Canada opened first round group play beating hosts Italy 4-1 and then beat Austria 6-1, narrowly edged Germany 3-2, blew out Great Britain 8-2 and knocked off rivals Russia 3-1 to claim the top spot in Group 1. Their reward was a mediocre Czech Republic, fourth in Group 2, whom they defeated in the quarterfinals 3-2 on a goal by Corson with just 2:34 left in the game.
They then shocked Sweden in the semifinals, thanks to a hat trick by Robitaille and four assists by Thomas, 6-0 to advance to face Finland (6-0-1), for the gold medal.
In a close fought game, the two teams played the first two periods evenly and scoreless. In the third period, Finland held a wide margin in shots and it eventually paid off when Esa Keskinen scored to put the Finns up 1-0. Finally, with less than five minutes to play, Brind'Amour scored on the power play to even the score at 1-1. The remainder of regulation and a ten minute overtime passed by scoreless, sending Canada into an all-to-familiar shootout with gold on the line.
The format called for each team to shoot five times and both Robitallie and Sakic scored for Canada, but Jari Kurri and Mikko Mäkelä countered for Finland, sending the shootout into a sudden death of it's own.
Robitaille was chosen to shoot again and skated in on Finnish goaltender Jarmo Myllys, but momentarily lost control of the puck. Fortunately for Canada, he regained possession and proceeded to brilliantly deke Myllys to score the go-ahead goal for the Canadians. When Ranford stopped Mika Nieminen on Finland's final try, Canada had finally won it's 20th World Championship gold medal after 33 years of waiting.
Today's featured jersey is a Reebok 1994 Team Canada Joe Sakic jersey as worn in the 1994 World Championships in Milan, Italy.
Sakic would play for Canada nine times during his career, winning gold at every level, including the World Juniors in 1988, the World Championships in 1994, the Olympics in 2002 and the World Cup in 2004. He would also add silver medals to his collection at the 1991 World Championships and the 1996 World Cup of Hockey.
This 1994 jersey sports large Reebok logos on the shoulders, but was manufactured by Tackla, using their distinctive dye-sublimation and drop shadowed block font for the numbers.
Today's video section features a great find, rare footage of the 1994 gold medal final of the World Championships between Canada and Finland. The first five rounds of the shootout are edited pretty tight, so don't blink. Following the game highlights are interviews with many of the players.
Dasherboard: The 2010 IIHF World Championships opened yesterday with a world record, and upset and a surprise.
The world record was the 77,803 fans who filled the Veltins Arena in the opening game of the tournament. The upset was #12 ranked Germany, who by all rights should be down in Division I this year, defeating the #5 ranked United States 2-1 just 21 seconds into overtime on a reviewed shot that went in off a skate. It was the first time Germany had defeated the United States at the World Championships since 1993.

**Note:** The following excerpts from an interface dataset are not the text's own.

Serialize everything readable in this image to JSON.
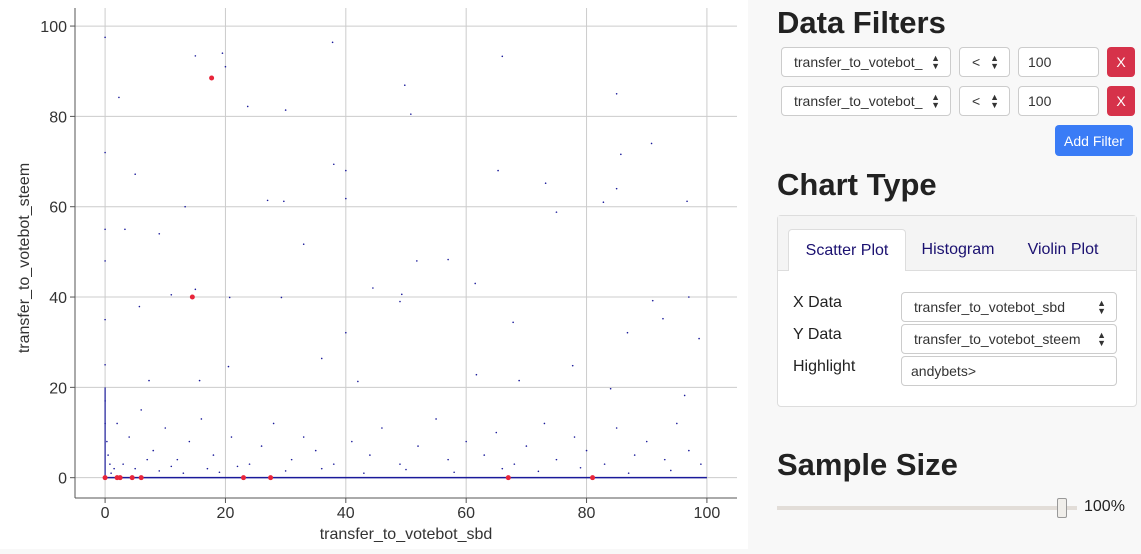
{
  "chart_data": {
    "type": "scatter",
    "xlabel": "transfer_to_votebot_sbd",
    "ylabel": "transfer_to_votebot_steem",
    "xlim": [
      -5,
      105
    ],
    "ylim": [
      -4.5,
      104
    ],
    "xticks": [
      0,
      20,
      40,
      60,
      80,
      100
    ],
    "yticks": [
      0,
      20,
      40,
      60,
      80,
      100
    ],
    "grid": true,
    "colors": {
      "points": "#1a1a9a",
      "highlight": "#e8253a",
      "grid": "#cccccc"
    },
    "points": [
      [
        0,
        97.5
      ],
      [
        0,
        72
      ],
      [
        0,
        55
      ],
      [
        0,
        48
      ],
      [
        0,
        35
      ],
      [
        0,
        25
      ],
      [
        0,
        17
      ],
      [
        0,
        12
      ],
      [
        0.3,
        8
      ],
      [
        0.5,
        5
      ],
      [
        15,
        93.4
      ],
      [
        19.5,
        94
      ],
      [
        20,
        91
      ],
      [
        37.8,
        96.4
      ],
      [
        66,
        93.3
      ],
      [
        49.8,
        86.9
      ],
      [
        85,
        85
      ],
      [
        2.3,
        84.2
      ],
      [
        23.7,
        82.2
      ],
      [
        30,
        81.4
      ],
      [
        50.8,
        80.5
      ],
      [
        85.7,
        71.6
      ],
      [
        90.8,
        74
      ],
      [
        38,
        69.4
      ],
      [
        40,
        68
      ],
      [
        65.3,
        68
      ],
      [
        73.2,
        65.2
      ],
      [
        5,
        67.2
      ],
      [
        13.3,
        60
      ],
      [
        27,
        61.4
      ],
      [
        29.7,
        61.2
      ],
      [
        40,
        61.8
      ],
      [
        75,
        58.8
      ],
      [
        82.8,
        61
      ],
      [
        85,
        64
      ],
      [
        96.7,
        61.2
      ],
      [
        3.3,
        55
      ],
      [
        9,
        54
      ],
      [
        33,
        51.7
      ],
      [
        51.8,
        48
      ],
      [
        57,
        48.3
      ],
      [
        20.7,
        39.9
      ],
      [
        29.3,
        39.9
      ],
      [
        49.3,
        40.6
      ],
      [
        91,
        39.2
      ],
      [
        92.7,
        35.2
      ],
      [
        97,
        40
      ],
      [
        98.7,
        30.8
      ],
      [
        86.8,
        32.1
      ],
      [
        67.8,
        34.4
      ],
      [
        40,
        32.1
      ],
      [
        44.5,
        42
      ],
      [
        49,
        39
      ],
      [
        61.5,
        43
      ],
      [
        36,
        26.4
      ],
      [
        15,
        41.7
      ],
      [
        11,
        40.5
      ],
      [
        5.7,
        37.9
      ],
      [
        20.5,
        24.6
      ],
      [
        42,
        21.3
      ],
      [
        77.7,
        24.8
      ],
      [
        61.7,
        22.8
      ],
      [
        68.8,
        21.5
      ],
      [
        15.7,
        21.5
      ],
      [
        7.3,
        21.5
      ],
      [
        84,
        19.7
      ],
      [
        96.3,
        18.2
      ],
      [
        2,
        12
      ],
      [
        4,
        9
      ],
      [
        6,
        15
      ],
      [
        8,
        6
      ],
      [
        10,
        11
      ],
      [
        12,
        4
      ],
      [
        14,
        8
      ],
      [
        16,
        13
      ],
      [
        18,
        5
      ],
      [
        21,
        9
      ],
      [
        24,
        3
      ],
      [
        26,
        7
      ],
      [
        28,
        12
      ],
      [
        31,
        4
      ],
      [
        33,
        9
      ],
      [
        35,
        6
      ],
      [
        38,
        3
      ],
      [
        41,
        8
      ],
      [
        44,
        5
      ],
      [
        46,
        11
      ],
      [
        49,
        3
      ],
      [
        52,
        7
      ],
      [
        55,
        13
      ],
      [
        57,
        4
      ],
      [
        60,
        8
      ],
      [
        63,
        5
      ],
      [
        65,
        10
      ],
      [
        68,
        3
      ],
      [
        70,
        7
      ],
      [
        73,
        12
      ],
      [
        75,
        4
      ],
      [
        78,
        9
      ],
      [
        80,
        6
      ],
      [
        83,
        3
      ],
      [
        85,
        11
      ],
      [
        88,
        5
      ],
      [
        90,
        8
      ],
      [
        93,
        4
      ],
      [
        95,
        12
      ],
      [
        97,
        6
      ],
      [
        99,
        3
      ],
      [
        3,
        3
      ],
      [
        5,
        2
      ],
      [
        7,
        4
      ],
      [
        9,
        1.5
      ],
      [
        11,
        2.5
      ],
      [
        13,
        1
      ],
      [
        17,
        2
      ],
      [
        19,
        1.2
      ],
      [
        22,
        2.5
      ],
      [
        30,
        1.5
      ],
      [
        36,
        2
      ],
      [
        43,
        1
      ],
      [
        50,
        1.8
      ],
      [
        58,
        1.2
      ],
      [
        66,
        2
      ],
      [
        72,
        1.4
      ],
      [
        79,
        2.2
      ],
      [
        87,
        1
      ],
      [
        94,
        1.6
      ],
      [
        1,
        1
      ],
      [
        1.5,
        2
      ],
      [
        0.8,
        3
      ]
    ],
    "highlight_points": [
      [
        17.7,
        88.5
      ],
      [
        14.5,
        40
      ],
      [
        0,
        0
      ],
      [
        2,
        0
      ],
      [
        2.5,
        0
      ],
      [
        4.5,
        0
      ],
      [
        6,
        0
      ],
      [
        23,
        0
      ],
      [
        27.5,
        0
      ],
      [
        67,
        0
      ],
      [
        81,
        0
      ]
    ]
  },
  "filters": {
    "title": "Data Filters",
    "items": [
      {
        "field": "transfer_to_votebot_",
        "op": "<",
        "value": "100",
        "remove": "X"
      },
      {
        "field": "transfer_to_votebot_",
        "op": "<",
        "value": "100",
        "remove": "X"
      }
    ],
    "add_label": "Add Filter"
  },
  "chart_type": {
    "title": "Chart Type",
    "tabs": [
      "Scatter Plot",
      "Histogram",
      "Violin Plot"
    ],
    "active_tab": "Scatter Plot",
    "x_label": "X Data",
    "x_value": "transfer_to_votebot_sbd",
    "y_label": "Y Data",
    "y_value": "transfer_to_votebot_steem",
    "highlight_label": "Highlight",
    "highlight_value": "andybets>"
  },
  "sample": {
    "title": "Sample Size",
    "value_label": "100%",
    "value_percent": 100
  }
}
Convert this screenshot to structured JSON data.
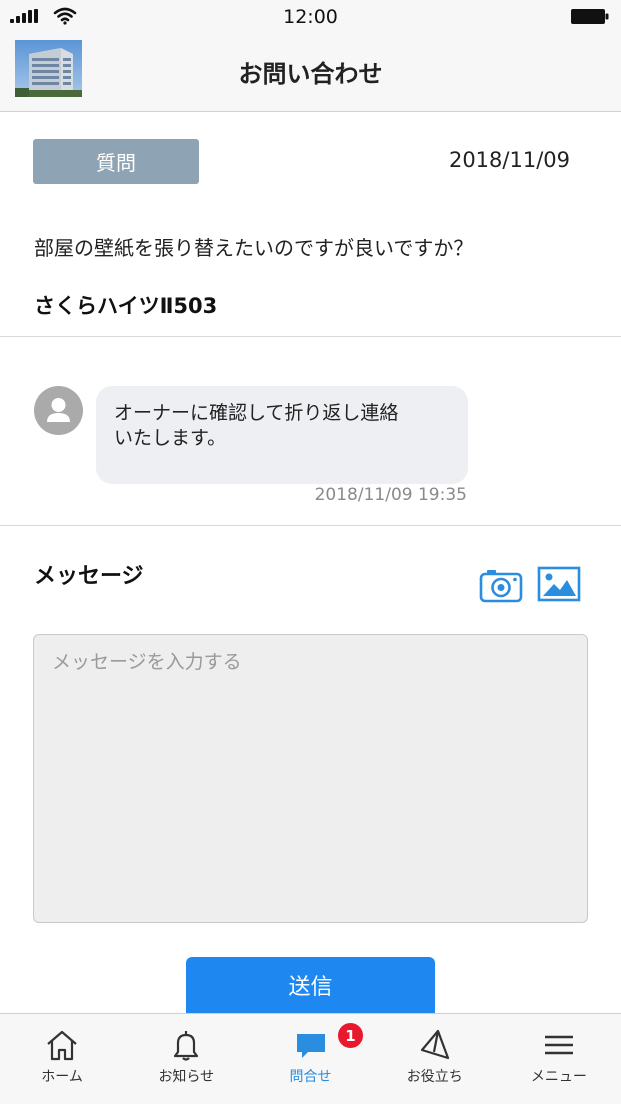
{
  "status_bar": {
    "time": "12:00"
  },
  "header": {
    "title": "お問い合わせ"
  },
  "inquiry": {
    "category": "質問",
    "date": "2018/11/09",
    "body": "部屋の壁紙を張り替えたいのですが良いですか？",
    "property": "さくらハイツⅡ503"
  },
  "chat": {
    "messages": [
      {
        "line1": "オーナーに確認して折り返し連絡",
        "line2": "いたします。",
        "time": "2018/11/09 19:35"
      }
    ]
  },
  "compose": {
    "title": "メッセージ",
    "placeholder": "メッセージを入力する",
    "send_label": "送信"
  },
  "tabs": [
    {
      "label": "ホーム",
      "icon": "home-icon"
    },
    {
      "label": "お知らせ",
      "icon": "bell-icon"
    },
    {
      "label": "問合せ",
      "icon": "chat-bubble-icon",
      "active": true
    },
    {
      "label": "お役立ち",
      "icon": "paper-plane-icon"
    },
    {
      "label": "メニュー",
      "icon": "hamburger-menu-icon"
    }
  ],
  "notification_badge": "1",
  "colors": {
    "accent": "#1e88f0",
    "badge": "#e8192c",
    "category": "#8ea3b3",
    "bubble": "#eeeff3"
  }
}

The surprise came in the form of the gold jerseys worn unexpectedly by Germany for the occasion. They appear to have had a commemorative patch on the lower left hip, likely indicating these jerseys were a special one time only affair.